> **Data for processing**
· · · ·

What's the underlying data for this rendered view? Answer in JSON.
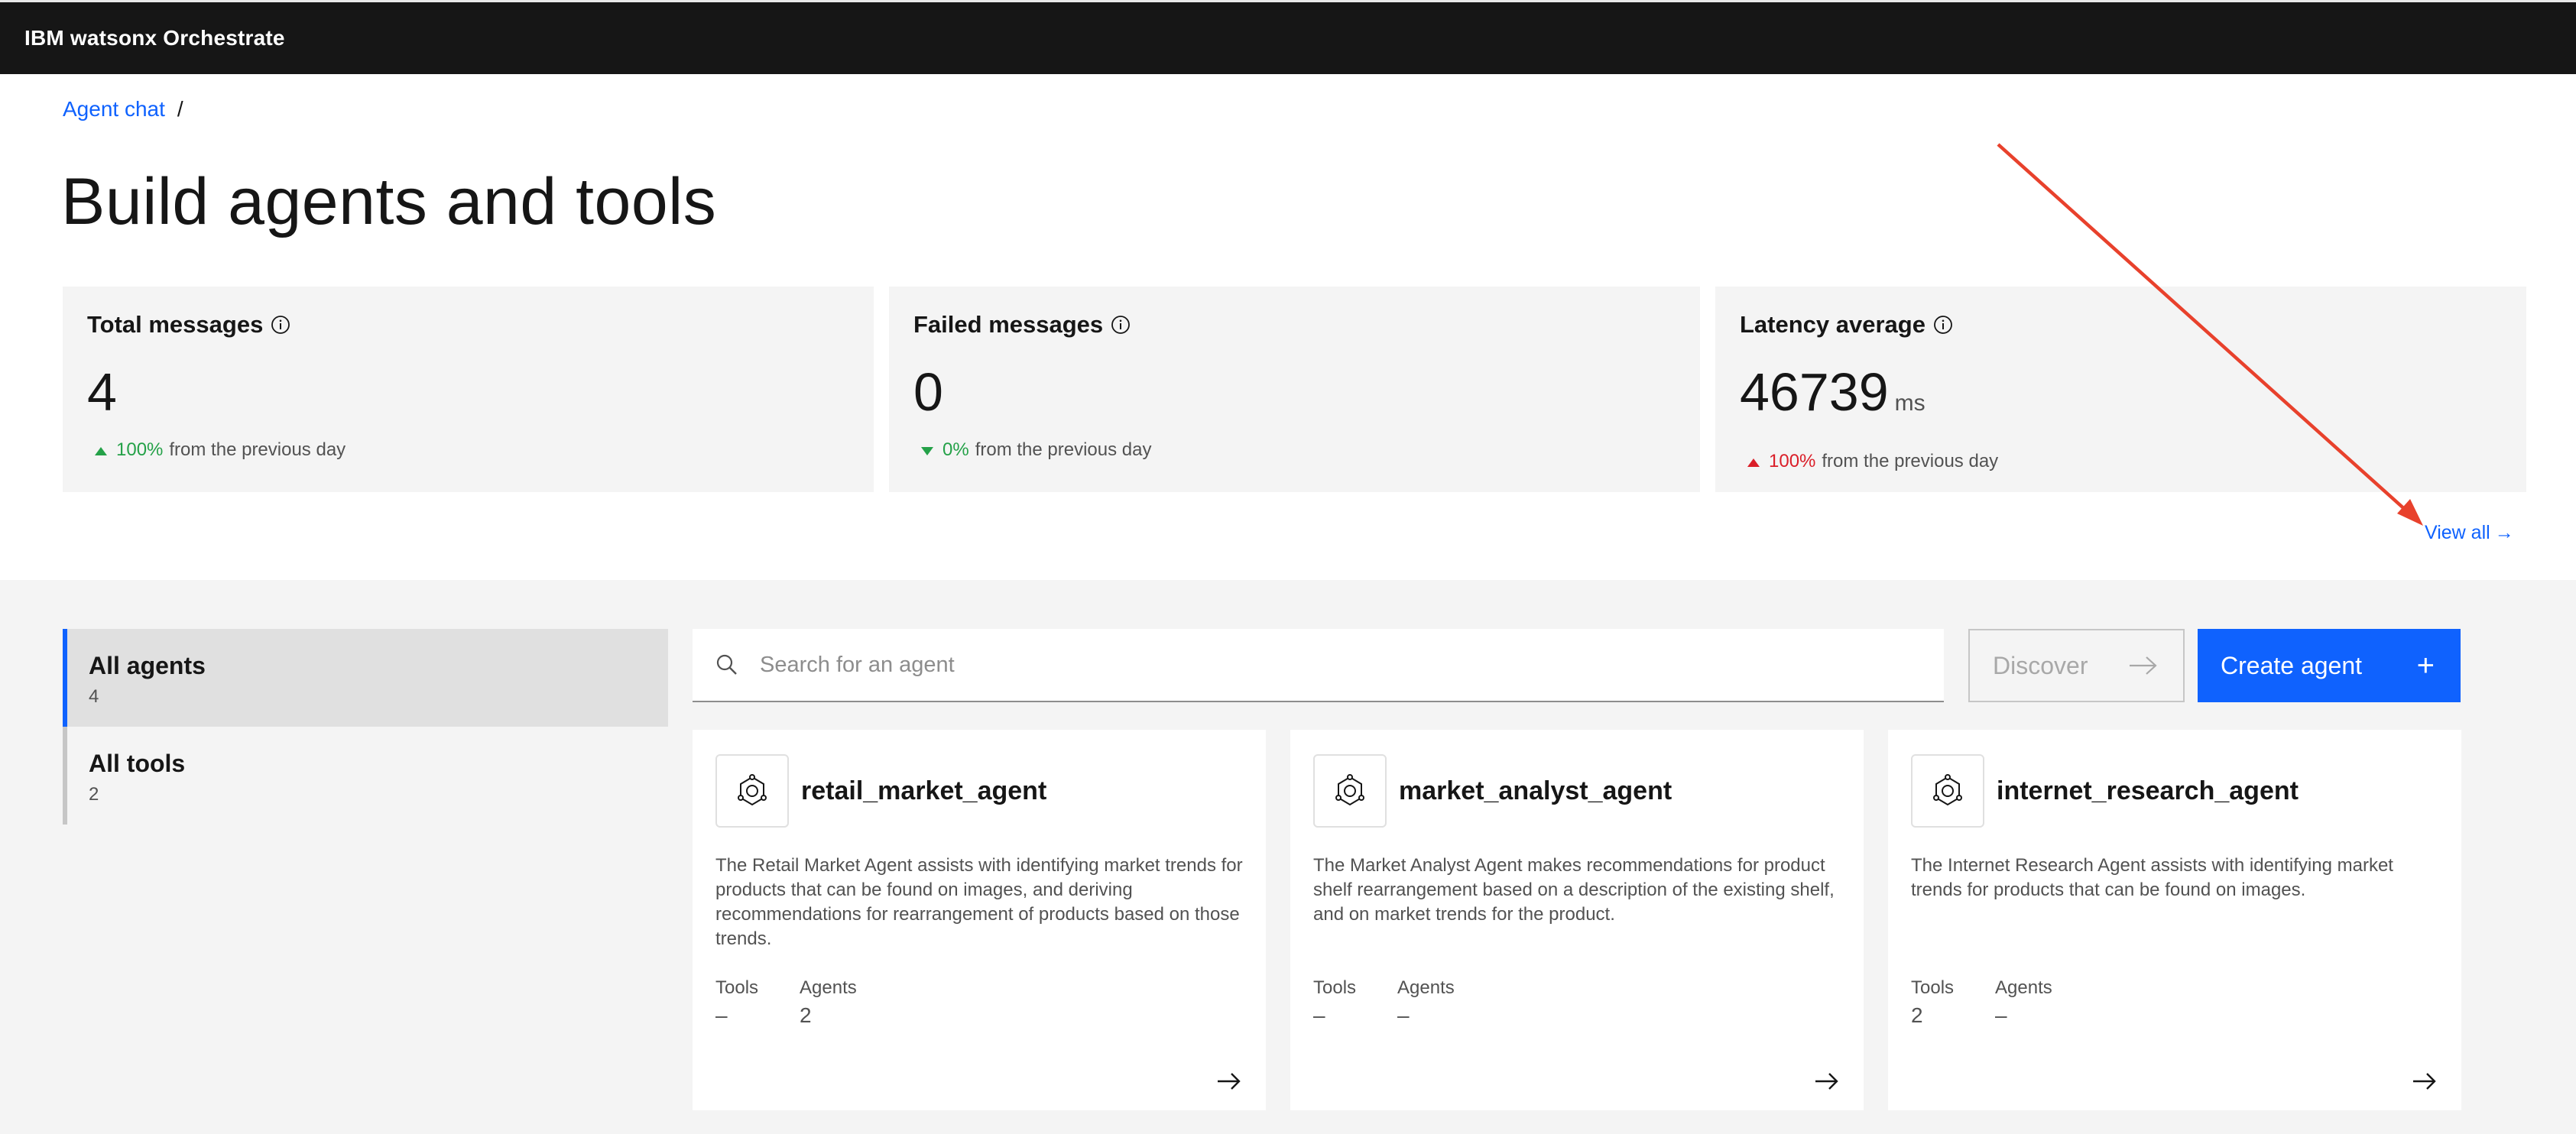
{
  "app": {
    "brand": "IBM watsonx Orchestrate"
  },
  "breadcrumb": {
    "link": "Agent chat",
    "separator": "/"
  },
  "page": {
    "title": "Build agents and tools"
  },
  "metrics": [
    {
      "label": "Total messages",
      "value": "4",
      "unit": "",
      "trend_dir": "up",
      "trend_pct": "100%",
      "trend_text": "from the previous day",
      "trend_color": "#24a148"
    },
    {
      "label": "Failed messages",
      "value": "0",
      "unit": "",
      "trend_dir": "down",
      "trend_pct": "0%",
      "trend_text": "from the previous day",
      "trend_color": "#24a148"
    },
    {
      "label": "Latency average",
      "value": "46739",
      "unit": "ms",
      "trend_dir": "up",
      "trend_pct": "100%",
      "trend_text": "from the previous day",
      "trend_color": "#da1e28"
    }
  ],
  "view_all": {
    "label": "View all",
    "arrow": "→"
  },
  "sidebar": {
    "items": [
      {
        "label": "All agents",
        "count": "4",
        "active": true
      },
      {
        "label": "All tools",
        "count": "2",
        "active": false
      }
    ]
  },
  "search": {
    "placeholder": "Search for an agent"
  },
  "buttons": {
    "discover": "Discover",
    "create": "Create agent",
    "create_icon": "+"
  },
  "cards": [
    {
      "name": "retail_market_agent",
      "description": "The Retail Market Agent assists with identifying market trends for products that can be found on images, and deriving recommendations for rearrangement of products based on those trends.",
      "tools_label": "Tools",
      "tools": "–",
      "agents_label": "Agents",
      "agents": "2"
    },
    {
      "name": "market_analyst_agent",
      "description": "The Market Analyst Agent makes recommendations for product shelf rearrangement based on a description of the existing shelf, and on market trends for the product.",
      "tools_label": "Tools",
      "tools": "–",
      "agents_label": "Agents",
      "agents": "–"
    },
    {
      "name": "internet_research_agent",
      "description": "The Internet Research Agent assists with identifying market trends for products that can be found on images.",
      "tools_label": "Tools",
      "tools": "2",
      "agents_label": "Agents",
      "agents": "–"
    }
  ],
  "colors": {
    "accent": "#0f62fe",
    "annotation_arrow": "#e8412c",
    "topbar": "#161616"
  }
}
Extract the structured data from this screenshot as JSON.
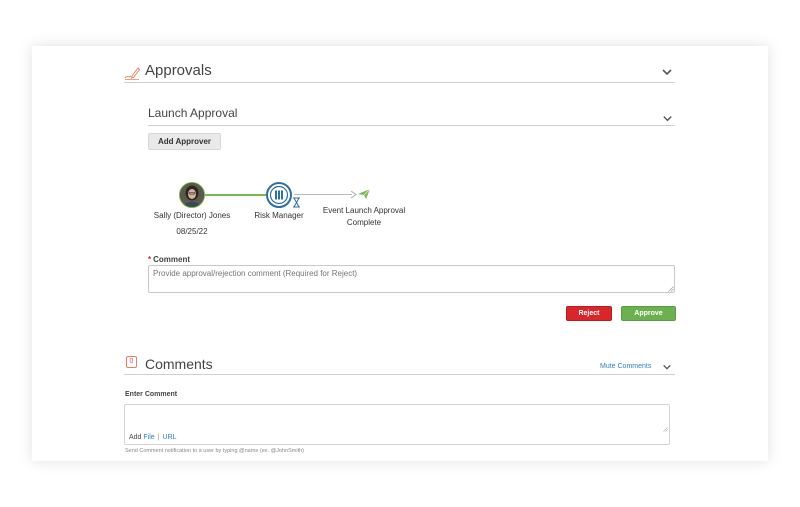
{
  "approvals": {
    "title": "Approvals",
    "icon": "pen-signature-icon",
    "launch": {
      "title": "Launch Approval",
      "add_approver_label": "Add Approver"
    },
    "flow": {
      "steps": [
        {
          "name": "Sally (Director) Jones",
          "date": "08/25/22",
          "status": "approved"
        },
        {
          "name": "Risk Manager",
          "status": "pending"
        },
        {
          "name_line1": "Event Launch Approval",
          "name_line2": "Complete",
          "status": "final"
        }
      ]
    },
    "comment": {
      "required_mark": "*",
      "label": "Comment",
      "placeholder": "Provide approval/rejection comment (Required for Reject)"
    },
    "reject_label": "Reject",
    "approve_label": "Approve"
  },
  "comments": {
    "badge_count": "0",
    "title": "Comments",
    "mute_label": "Mute Comments",
    "enter_label": "Enter Comment",
    "add_label": "Add",
    "file_label": "File",
    "separator": "|",
    "url_label": "URL",
    "hint": "Send Comment notification to a user by typing @name (ex. @JohnSmith)"
  },
  "colors": {
    "reject": "#d9262a",
    "approve": "#6bb14f",
    "link": "#2a7fc4",
    "node_ring": "#2d6f9f",
    "flow_done": "#7ab84f"
  }
}
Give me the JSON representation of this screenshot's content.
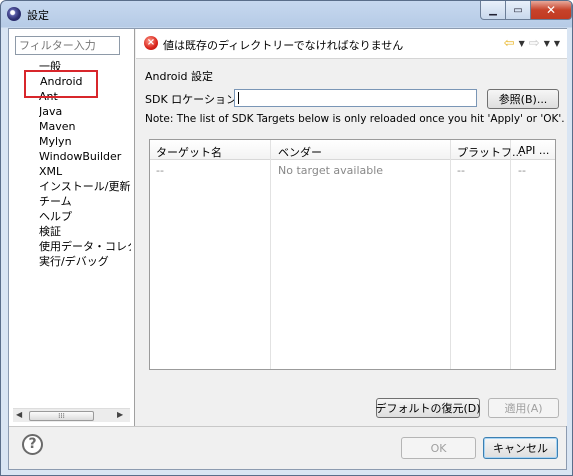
{
  "window": {
    "title": "設定"
  },
  "filter": {
    "placeholder": "フィルター入力"
  },
  "tree": {
    "items": [
      "一般",
      "Android",
      "Ant",
      "Java",
      "Maven",
      "Mylyn",
      "WindowBuilder",
      "XML",
      "インストール/更新",
      "チーム",
      "ヘルプ",
      "検証",
      "使用データ・コレクタ",
      "実行/デバッグ"
    ],
    "selected": "Android"
  },
  "header": {
    "error_message": "値は既存のディレクトリーでなければなりません",
    "error_icon": "error-icon",
    "back_icon": "back-arrow-icon",
    "forward_icon": "forward-arrow-icon"
  },
  "page": {
    "section_title": "Android 設定",
    "sdk_label": "SDK ロケーション:",
    "sdk_value": "",
    "browse_label": "参照(B)...",
    "note": "Note: The list of SDK Targets below is only reloaded once you hit 'Apply' or 'OK'."
  },
  "table": {
    "columns": [
      "ターゲット名",
      "ベンダー",
      "プラットフ...",
      "API ..."
    ],
    "rows": [
      [
        "--",
        "No target available",
        "--",
        "--"
      ]
    ]
  },
  "buttons": {
    "restore": "デフォルトの復元(D)",
    "apply": "適用(A)",
    "ok": "OK",
    "cancel": "キャンセル"
  },
  "colors": {
    "error": "#d8231a",
    "highlight": "#d8262b",
    "accent": "#3c7fb1"
  }
}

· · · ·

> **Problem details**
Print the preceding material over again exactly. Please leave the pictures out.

> **Response to the exercise**
What's the underlying data for this rendered view? Answer in JSON.
{
  "app": {
    "brand": "IBM watsonx Orchestrate"
  },
  "breadcrumb": {
    "link": "Agent chat",
    "separator": "/"
  },
  "page": {
    "title": "Build agents and tools"
  },
  "metrics": [
    {
      "label": "Total messages",
      "value": "4",
      "unit": "",
      "trend_dir": "up",
      "trend_pct": "100%",
      "trend_text": "from the previous day",
      "trend_color": "#24a148"
    },
    {
      "label": "Failed messages",
      "value": "0",
      "unit": "",
      "trend_dir": "down",
      "trend_pct": "0%",
      "trend_text": "from the previous day",
      "trend_color": "#24a148"
    },
    {
      "label": "Latency average",
      "value": "46739",
      "unit": "ms",
      "trend_dir": "up",
      "trend_pct": "100%",
      "trend_text": "from the previous day",
      "trend_color": "#da1e28"
    }
  ],
  "view_all": {
    "label": "View all",
    "arrow": "→"
  },
  "sidebar": {
    "items": [
      {
        "label": "All agents",
        "count": "4",
        "active": true
      },
      {
        "label": "All tools",
        "count": "2",
        "active": false
      }
    ]
  },
  "search": {
    "placeholder": "Search for an agent"
  },
  "buttons": {
    "discover": "Discover",
    "create": "Create agent",
    "create_icon": "+"
  },
  "cards": [
    {
      "name": "retail_market_agent",
      "description": "The Retail Market Agent assists with identifying market trends for products that can be found on images, and deriving recommendations for rearrangement of products based on those trends.",
      "tools_label": "Tools",
      "tools": "–",
      "agents_label": "Agents",
      "agents": "2"
    },
    {
      "name": "market_analyst_agent",
      "description": "The Market Analyst Agent makes recommendations for product shelf rearrangement based on a description of the existing shelf, and on market trends for the product.",
      "tools_label": "Tools",
      "tools": "–",
      "agents_label": "Agents",
      "agents": "–"
    },
    {
      "name": "internet_research_agent",
      "description": "The Internet Research Agent assists with identifying market trends for products that can be found on images.",
      "tools_label": "Tools",
      "tools": "2",
      "agents_label": "Agents",
      "agents": "–"
    }
  ],
  "colors": {
    "accent": "#0f62fe",
    "annotation_arrow": "#e8412c",
    "topbar": "#161616"
  }
}
Extract the structured data from this screenshot as JSON.
{
  "approvals": {
    "title": "Approvals",
    "icon": "pen-signature-icon",
    "launch": {
      "title": "Launch Approval",
      "add_approver_label": "Add Approver"
    },
    "flow": {
      "steps": [
        {
          "name": "Sally (Director) Jones",
          "date": "08/25/22",
          "status": "approved"
        },
        {
          "name": "Risk Manager",
          "status": "pending"
        },
        {
          "name_line1": "Event Launch Approval",
          "name_line2": "Complete",
          "status": "final"
        }
      ]
    },
    "comment": {
      "required_mark": "*",
      "label": "Comment",
      "placeholder": "Provide approval/rejection comment (Required for Reject)"
    },
    "reject_label": "Reject",
    "approve_label": "Approve"
  },
  "comments": {
    "badge_count": "0",
    "title": "Comments",
    "mute_label": "Mute Comments",
    "enter_label": "Enter Comment",
    "add_label": "Add",
    "file_label": "File",
    "separator": "|",
    "url_label": "URL",
    "hint": "Send Comment notification to a user by typing @name (ex. @JohnSmith)"
  },
  "colors": {
    "reject": "#d9262a",
    "approve": "#6bb14f",
    "link": "#2a7fc4",
    "node_ring": "#2d6f9f",
    "flow_done": "#7ab84f"
  }
}
Give me the JSON representation of this screenshot's content.
{
  "window": {
    "title": "設定"
  },
  "filter": {
    "placeholder": "フィルター入力"
  },
  "tree": {
    "items": [
      "一般",
      "Android",
      "Ant",
      "Java",
      "Maven",
      "Mylyn",
      "WindowBuilder",
      "XML",
      "インストール/更新",
      "チーム",
      "ヘルプ",
      "検証",
      "使用データ・コレクタ",
      "実行/デバッグ"
    ],
    "selected": "Android"
  },
  "header": {
    "error_message": "値は既存のディレクトリーでなければなりません",
    "error_icon": "error-icon",
    "back_icon": "back-arrow-icon",
    "forward_icon": "forward-arrow-icon"
  },
  "page": {
    "section_title": "Android 設定",
    "sdk_label": "SDK ロケーション:",
    "sdk_value": "",
    "browse_label": "参照(B)...",
    "note": "Note: The list of SDK Targets below is only reloaded once you hit 'Apply' or 'OK'."
  },
  "table": {
    "columns": [
      "ターゲット名",
      "ベンダー",
      "プラットフ...",
      "API ..."
    ],
    "rows": [
      [
        "--",
        "No target available",
        "--",
        "--"
      ]
    ]
  },
  "buttons": {
    "restore": "デフォルトの復元(D)",
    "apply": "適用(A)",
    "ok": "OK",
    "cancel": "キャンセル"
  },
  "colors": {
    "error": "#d8231a",
    "highlight": "#d8262b",
    "accent": "#3c7fb1"
  }
}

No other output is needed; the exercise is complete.